| DATA FOR REVIEW |
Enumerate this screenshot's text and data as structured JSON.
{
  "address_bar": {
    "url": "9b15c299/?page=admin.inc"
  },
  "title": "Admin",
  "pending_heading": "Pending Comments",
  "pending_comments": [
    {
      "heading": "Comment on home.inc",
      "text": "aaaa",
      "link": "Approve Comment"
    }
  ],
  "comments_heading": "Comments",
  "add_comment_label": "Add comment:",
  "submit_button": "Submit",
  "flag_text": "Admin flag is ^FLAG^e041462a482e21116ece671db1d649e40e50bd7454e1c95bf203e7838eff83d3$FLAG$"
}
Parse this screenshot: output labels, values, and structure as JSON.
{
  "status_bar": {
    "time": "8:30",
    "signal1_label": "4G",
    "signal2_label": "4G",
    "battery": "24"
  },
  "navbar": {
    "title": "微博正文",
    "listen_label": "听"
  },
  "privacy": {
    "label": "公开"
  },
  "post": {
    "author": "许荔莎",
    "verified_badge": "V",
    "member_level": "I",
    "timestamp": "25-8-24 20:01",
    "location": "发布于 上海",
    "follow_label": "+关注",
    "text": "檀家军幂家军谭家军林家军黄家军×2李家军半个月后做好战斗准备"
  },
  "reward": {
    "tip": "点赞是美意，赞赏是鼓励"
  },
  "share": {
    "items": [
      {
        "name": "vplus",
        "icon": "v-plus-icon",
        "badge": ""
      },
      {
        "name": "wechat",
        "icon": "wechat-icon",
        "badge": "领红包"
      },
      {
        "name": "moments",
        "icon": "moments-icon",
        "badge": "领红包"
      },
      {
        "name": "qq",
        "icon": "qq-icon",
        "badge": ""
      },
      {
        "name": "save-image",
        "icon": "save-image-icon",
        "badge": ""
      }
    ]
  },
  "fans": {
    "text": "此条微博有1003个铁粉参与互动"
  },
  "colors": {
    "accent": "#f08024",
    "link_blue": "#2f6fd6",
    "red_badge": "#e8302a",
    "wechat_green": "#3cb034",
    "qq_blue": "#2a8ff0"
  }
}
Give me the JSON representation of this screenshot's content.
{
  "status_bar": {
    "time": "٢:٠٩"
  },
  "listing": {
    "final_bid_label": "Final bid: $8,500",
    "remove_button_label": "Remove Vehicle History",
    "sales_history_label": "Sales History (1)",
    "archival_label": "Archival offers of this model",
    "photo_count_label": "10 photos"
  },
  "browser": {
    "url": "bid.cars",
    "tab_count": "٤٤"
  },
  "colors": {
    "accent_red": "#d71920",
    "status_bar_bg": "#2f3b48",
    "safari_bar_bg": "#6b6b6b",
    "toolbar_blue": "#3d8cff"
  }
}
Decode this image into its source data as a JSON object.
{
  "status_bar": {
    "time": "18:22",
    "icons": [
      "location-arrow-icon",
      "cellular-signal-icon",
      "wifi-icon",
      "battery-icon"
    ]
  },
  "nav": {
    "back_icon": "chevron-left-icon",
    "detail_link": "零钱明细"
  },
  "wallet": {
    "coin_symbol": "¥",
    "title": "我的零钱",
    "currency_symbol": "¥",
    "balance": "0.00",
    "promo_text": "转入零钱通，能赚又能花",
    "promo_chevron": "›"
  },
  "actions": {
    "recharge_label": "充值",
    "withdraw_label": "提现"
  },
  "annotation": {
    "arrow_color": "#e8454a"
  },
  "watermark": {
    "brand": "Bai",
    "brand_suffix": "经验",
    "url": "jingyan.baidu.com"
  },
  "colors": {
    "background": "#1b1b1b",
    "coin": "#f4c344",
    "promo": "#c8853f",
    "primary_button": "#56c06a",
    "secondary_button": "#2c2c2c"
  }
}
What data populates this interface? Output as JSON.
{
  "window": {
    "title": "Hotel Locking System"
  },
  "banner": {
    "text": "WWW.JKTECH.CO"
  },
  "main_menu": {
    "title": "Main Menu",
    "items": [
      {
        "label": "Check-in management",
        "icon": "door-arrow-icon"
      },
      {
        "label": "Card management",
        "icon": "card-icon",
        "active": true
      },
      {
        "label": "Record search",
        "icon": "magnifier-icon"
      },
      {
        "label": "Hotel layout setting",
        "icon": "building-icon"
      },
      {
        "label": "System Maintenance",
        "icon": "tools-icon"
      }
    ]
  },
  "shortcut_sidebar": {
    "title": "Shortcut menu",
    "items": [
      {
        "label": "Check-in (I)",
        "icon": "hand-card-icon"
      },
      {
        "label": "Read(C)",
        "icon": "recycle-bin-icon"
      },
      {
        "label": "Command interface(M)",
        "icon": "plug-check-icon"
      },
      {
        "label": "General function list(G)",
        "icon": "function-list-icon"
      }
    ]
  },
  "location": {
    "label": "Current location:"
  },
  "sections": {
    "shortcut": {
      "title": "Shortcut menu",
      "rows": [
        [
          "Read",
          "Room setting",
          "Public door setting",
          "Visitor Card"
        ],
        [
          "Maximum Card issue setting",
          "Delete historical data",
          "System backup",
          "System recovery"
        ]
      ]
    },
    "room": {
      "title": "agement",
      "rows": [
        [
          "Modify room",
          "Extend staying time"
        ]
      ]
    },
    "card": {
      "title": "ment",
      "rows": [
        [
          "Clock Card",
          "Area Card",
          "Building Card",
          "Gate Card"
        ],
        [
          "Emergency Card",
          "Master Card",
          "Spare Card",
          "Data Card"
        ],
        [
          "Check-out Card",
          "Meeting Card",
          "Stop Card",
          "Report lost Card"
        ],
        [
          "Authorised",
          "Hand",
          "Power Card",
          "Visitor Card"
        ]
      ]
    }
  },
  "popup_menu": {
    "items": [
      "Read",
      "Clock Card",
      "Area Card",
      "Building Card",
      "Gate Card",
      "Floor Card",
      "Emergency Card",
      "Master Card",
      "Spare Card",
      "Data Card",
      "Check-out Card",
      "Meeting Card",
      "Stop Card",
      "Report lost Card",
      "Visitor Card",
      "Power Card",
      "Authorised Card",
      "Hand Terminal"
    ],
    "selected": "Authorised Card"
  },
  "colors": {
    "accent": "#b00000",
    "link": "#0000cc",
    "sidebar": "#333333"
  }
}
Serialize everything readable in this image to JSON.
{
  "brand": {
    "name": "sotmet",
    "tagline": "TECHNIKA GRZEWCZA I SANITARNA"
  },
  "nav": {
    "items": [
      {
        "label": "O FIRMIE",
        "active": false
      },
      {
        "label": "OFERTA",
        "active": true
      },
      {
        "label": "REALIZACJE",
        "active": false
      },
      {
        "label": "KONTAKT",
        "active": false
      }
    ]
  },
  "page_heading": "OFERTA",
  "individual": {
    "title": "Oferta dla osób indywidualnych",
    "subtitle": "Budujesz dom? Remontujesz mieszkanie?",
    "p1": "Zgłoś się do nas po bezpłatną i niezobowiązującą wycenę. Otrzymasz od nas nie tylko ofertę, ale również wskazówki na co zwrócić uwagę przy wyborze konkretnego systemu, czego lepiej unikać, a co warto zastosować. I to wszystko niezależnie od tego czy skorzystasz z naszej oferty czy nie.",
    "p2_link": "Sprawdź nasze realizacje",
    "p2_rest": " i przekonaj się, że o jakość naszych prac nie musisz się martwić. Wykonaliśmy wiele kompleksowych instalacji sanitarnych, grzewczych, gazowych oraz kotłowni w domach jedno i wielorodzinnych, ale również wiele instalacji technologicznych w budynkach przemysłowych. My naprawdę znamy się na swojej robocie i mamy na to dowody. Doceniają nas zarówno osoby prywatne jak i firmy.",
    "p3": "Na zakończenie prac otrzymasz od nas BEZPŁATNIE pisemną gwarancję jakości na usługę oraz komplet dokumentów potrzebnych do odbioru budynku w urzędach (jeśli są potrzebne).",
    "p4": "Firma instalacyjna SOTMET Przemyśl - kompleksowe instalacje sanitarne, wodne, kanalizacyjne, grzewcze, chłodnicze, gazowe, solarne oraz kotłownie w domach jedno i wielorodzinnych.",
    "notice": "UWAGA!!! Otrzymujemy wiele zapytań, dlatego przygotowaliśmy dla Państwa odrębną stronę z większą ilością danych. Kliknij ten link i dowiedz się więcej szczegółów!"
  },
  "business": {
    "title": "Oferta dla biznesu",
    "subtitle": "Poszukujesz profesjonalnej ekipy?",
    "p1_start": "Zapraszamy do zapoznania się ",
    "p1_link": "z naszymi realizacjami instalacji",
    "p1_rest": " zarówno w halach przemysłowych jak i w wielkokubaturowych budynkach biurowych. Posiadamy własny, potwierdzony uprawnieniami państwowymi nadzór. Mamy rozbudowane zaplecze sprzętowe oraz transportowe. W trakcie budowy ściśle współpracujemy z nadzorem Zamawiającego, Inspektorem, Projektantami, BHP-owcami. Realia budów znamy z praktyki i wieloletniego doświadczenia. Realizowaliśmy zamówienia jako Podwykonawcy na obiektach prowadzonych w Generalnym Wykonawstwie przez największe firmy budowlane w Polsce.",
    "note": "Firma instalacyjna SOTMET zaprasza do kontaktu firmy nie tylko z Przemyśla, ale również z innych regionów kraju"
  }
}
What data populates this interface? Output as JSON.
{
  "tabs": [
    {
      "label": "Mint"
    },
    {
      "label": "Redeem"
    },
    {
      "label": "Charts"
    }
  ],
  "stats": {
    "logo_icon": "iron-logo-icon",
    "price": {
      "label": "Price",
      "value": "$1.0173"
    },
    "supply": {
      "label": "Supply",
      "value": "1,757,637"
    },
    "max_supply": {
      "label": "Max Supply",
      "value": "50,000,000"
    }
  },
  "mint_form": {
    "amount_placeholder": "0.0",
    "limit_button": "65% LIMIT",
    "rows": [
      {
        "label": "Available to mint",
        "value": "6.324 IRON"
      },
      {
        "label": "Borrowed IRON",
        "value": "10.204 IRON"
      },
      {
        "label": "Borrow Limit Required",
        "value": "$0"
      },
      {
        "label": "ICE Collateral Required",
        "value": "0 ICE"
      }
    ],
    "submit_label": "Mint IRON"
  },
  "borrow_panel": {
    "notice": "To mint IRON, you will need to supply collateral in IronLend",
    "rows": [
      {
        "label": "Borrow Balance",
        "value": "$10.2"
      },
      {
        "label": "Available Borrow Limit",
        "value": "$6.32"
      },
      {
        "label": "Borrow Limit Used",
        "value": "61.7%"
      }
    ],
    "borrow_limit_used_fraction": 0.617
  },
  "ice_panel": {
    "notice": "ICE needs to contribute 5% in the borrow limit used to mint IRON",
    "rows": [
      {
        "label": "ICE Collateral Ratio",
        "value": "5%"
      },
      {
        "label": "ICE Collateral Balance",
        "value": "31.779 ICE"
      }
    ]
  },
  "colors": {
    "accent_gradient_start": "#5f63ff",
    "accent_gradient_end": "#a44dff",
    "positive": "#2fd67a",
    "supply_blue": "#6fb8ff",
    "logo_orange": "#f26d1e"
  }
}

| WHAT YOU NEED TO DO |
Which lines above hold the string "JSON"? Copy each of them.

| SOLUTION |
Enumerate this screenshot's text and data as structured JSON.
Parse this screenshot: output labels, values, and structure as JSON.
Give me the JSON representation of this screenshot's content.
Decode this image into its source data as a JSON object.
What data populates this interface? Output as JSON.
Serialize everything readable in this image to JSON.
What data populates this interface? Output as JSON.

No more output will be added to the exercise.